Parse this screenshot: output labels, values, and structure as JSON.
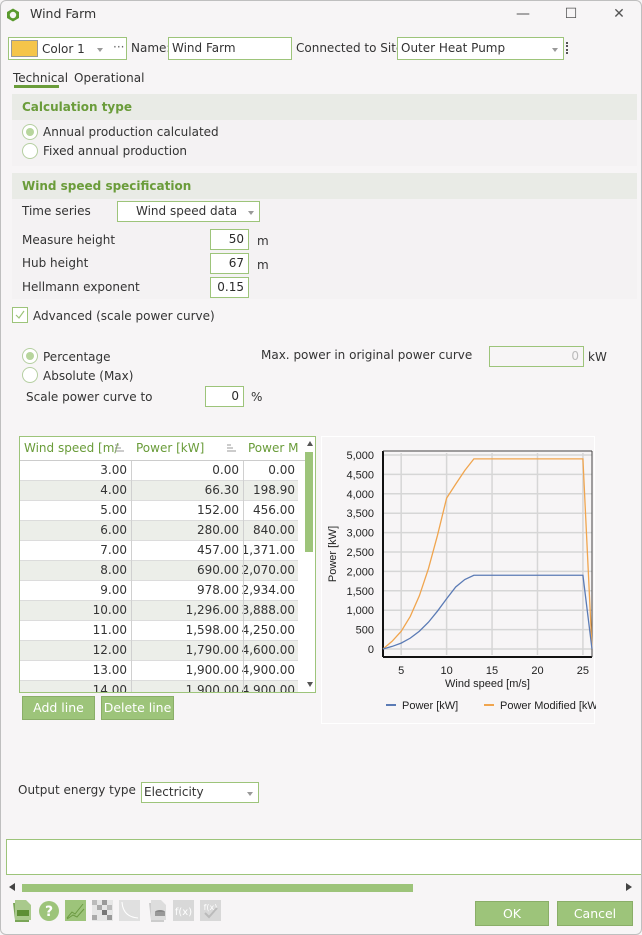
{
  "window": {
    "title": "Wind Farm",
    "controls": [
      "minimize",
      "maximize",
      "close"
    ]
  },
  "header": {
    "color_swatch": "#f5c54a",
    "color_label": "Color 1",
    "more_label": "···",
    "name_label": "Name:",
    "name_value": "Wind Farm",
    "site_label": "Connected to Site:",
    "site_value": "Outer Heat Pump"
  },
  "tabs": [
    {
      "label": "Technical",
      "active": true
    },
    {
      "label": "Operational",
      "active": false
    }
  ],
  "calculation": {
    "title": "Calculation type",
    "options": [
      {
        "label": "Annual production calculated",
        "selected": true
      },
      {
        "label": "Fixed annual production",
        "selected": false
      }
    ]
  },
  "wind_speed": {
    "title": "Wind speed specification",
    "time_series_label": "Time series",
    "time_series_value": "Wind speed data",
    "measure_height_label": "Measure height",
    "measure_height_value": "50",
    "measure_height_unit": "m",
    "hub_height_label": "Hub height",
    "hub_height_value": "67",
    "hub_height_unit": "m",
    "hellmann_label": "Hellmann exponent",
    "hellmann_value": "0.15"
  },
  "advanced": {
    "label": "Advanced (scale power curve)",
    "checked": true,
    "mode_options": [
      {
        "label": "Percentage",
        "selected": true
      },
      {
        "label": "Absolute (Max)",
        "selected": false
      }
    ],
    "max_power_label": "Max. power in original power curve",
    "max_power_value": "0",
    "max_power_unit": "kW",
    "scale_label": "Scale power curve to",
    "scale_value": "0",
    "scale_unit": "%"
  },
  "table": {
    "headers": [
      "Wind speed [m/",
      "Power [kW]",
      "Power M"
    ],
    "rows": [
      [
        "3.00",
        "0.00",
        "0.00"
      ],
      [
        "4.00",
        "66.30",
        "198.90"
      ],
      [
        "5.00",
        "152.00",
        "456.00"
      ],
      [
        "6.00",
        "280.00",
        "840.00"
      ],
      [
        "7.00",
        "457.00",
        "1,371.00"
      ],
      [
        "8.00",
        "690.00",
        "2,070.00"
      ],
      [
        "9.00",
        "978.00",
        "2,934.00"
      ],
      [
        "10.00",
        "1,296.00",
        "3,888.00"
      ],
      [
        "11.00",
        "1,598.00",
        "4,250.00"
      ],
      [
        "12.00",
        "1,790.00",
        "4,600.00"
      ],
      [
        "13.00",
        "1,900.00",
        "4,900.00"
      ],
      [
        "14.00",
        "1,900.00",
        "4,900.00"
      ]
    ],
    "add_label": "Add line",
    "delete_label": "Delete line"
  },
  "chart_data": {
    "type": "line",
    "title": "",
    "xlabel": "Wind speed [m/s]",
    "ylabel": "Power [kW]",
    "xlim": [
      3,
      26
    ],
    "ylim": [
      0,
      5000
    ],
    "xticks": [
      5,
      10,
      15,
      20,
      25
    ],
    "yticks": [
      0,
      500,
      1000,
      1500,
      2000,
      2500,
      3000,
      3500,
      4000,
      4500,
      5000
    ],
    "ytick_labels": [
      "0",
      "500",
      "1,000",
      "1,500",
      "2,000",
      "2,500",
      "3,000",
      "3,500",
      "4,000",
      "4,500",
      "5,000"
    ],
    "grid": true,
    "legend": "bottom",
    "x": [
      3,
      4,
      5,
      6,
      7,
      8,
      9,
      10,
      11,
      12,
      13,
      14,
      15,
      16,
      17,
      18,
      19,
      20,
      21,
      22,
      23,
      24,
      25,
      26
    ],
    "series": [
      {
        "name": "Power [kW]",
        "color": "#5b7bb5",
        "values": [
          0,
          66.3,
          152,
          280,
          457,
          690,
          978,
          1296,
          1598,
          1790,
          1900,
          1900,
          1900,
          1900,
          1900,
          1900,
          1900,
          1900,
          1900,
          1900,
          1900,
          1900,
          1900,
          0
        ]
      },
      {
        "name": "Power Modified [kW]",
        "color": "#f0a54e",
        "values": [
          0,
          198.9,
          456,
          840,
          1371,
          2070,
          2934,
          3888,
          4250,
          4600,
          4900,
          4900,
          4900,
          4900,
          4900,
          4900,
          4900,
          4900,
          4900,
          4900,
          4900,
          4900,
          4900,
          0
        ]
      }
    ]
  },
  "output": {
    "label": "Output energy type",
    "value": "Electricity"
  },
  "footer": {
    "toolbar_icons": [
      "export-file-icon",
      "help-icon",
      "chart-icon",
      "pattern-icon",
      "curve-icon",
      "database-file-icon",
      "function-icon",
      "function-check-icon"
    ],
    "ok_label": "OK",
    "cancel_label": "Cancel"
  }
}
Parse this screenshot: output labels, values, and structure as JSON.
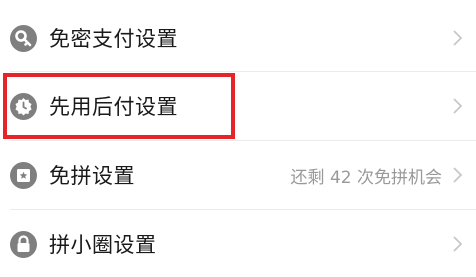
{
  "settings": {
    "items": [
      {
        "label": "免密支付设置",
        "value": "",
        "icon": "key-icon"
      },
      {
        "label": "先用后付设置",
        "value": "",
        "icon": "badge-icon"
      },
      {
        "label": "免拼设置",
        "value": "还剩 42 次免拼机会",
        "icon": "ticket-icon"
      },
      {
        "label": "拼小圈设置",
        "value": "",
        "icon": "lock-icon"
      }
    ]
  },
  "colors": {
    "highlight_border": "#e5242b",
    "icon_gray": "#7f7f7f",
    "value_gray": "#999999",
    "chevron_gray": "#c8c8c8"
  }
}
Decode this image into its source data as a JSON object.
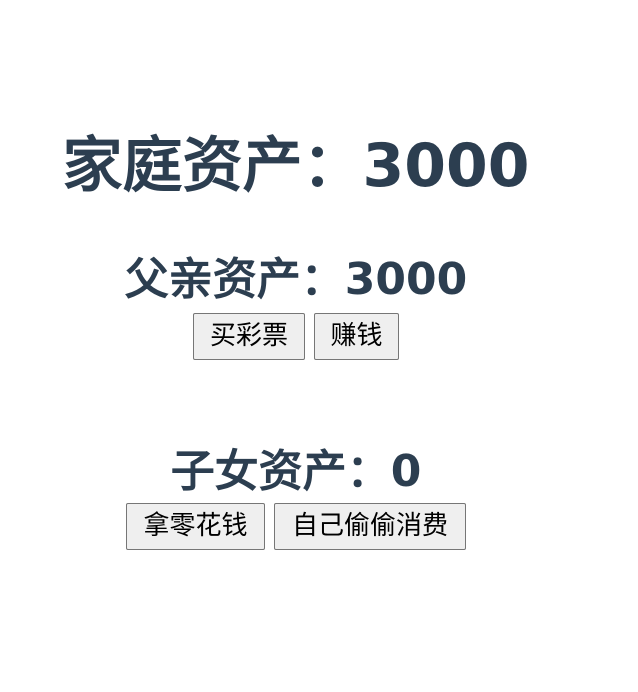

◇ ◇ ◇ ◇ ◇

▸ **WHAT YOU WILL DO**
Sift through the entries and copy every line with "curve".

▸ **SOLUTION FOR THIS TASK**
    "label": "Advanced (scale power curve)",
    "max_power_label": "Max. power in original power curve",
    "scale_label": "Scale power curve to",
      "curve-icon",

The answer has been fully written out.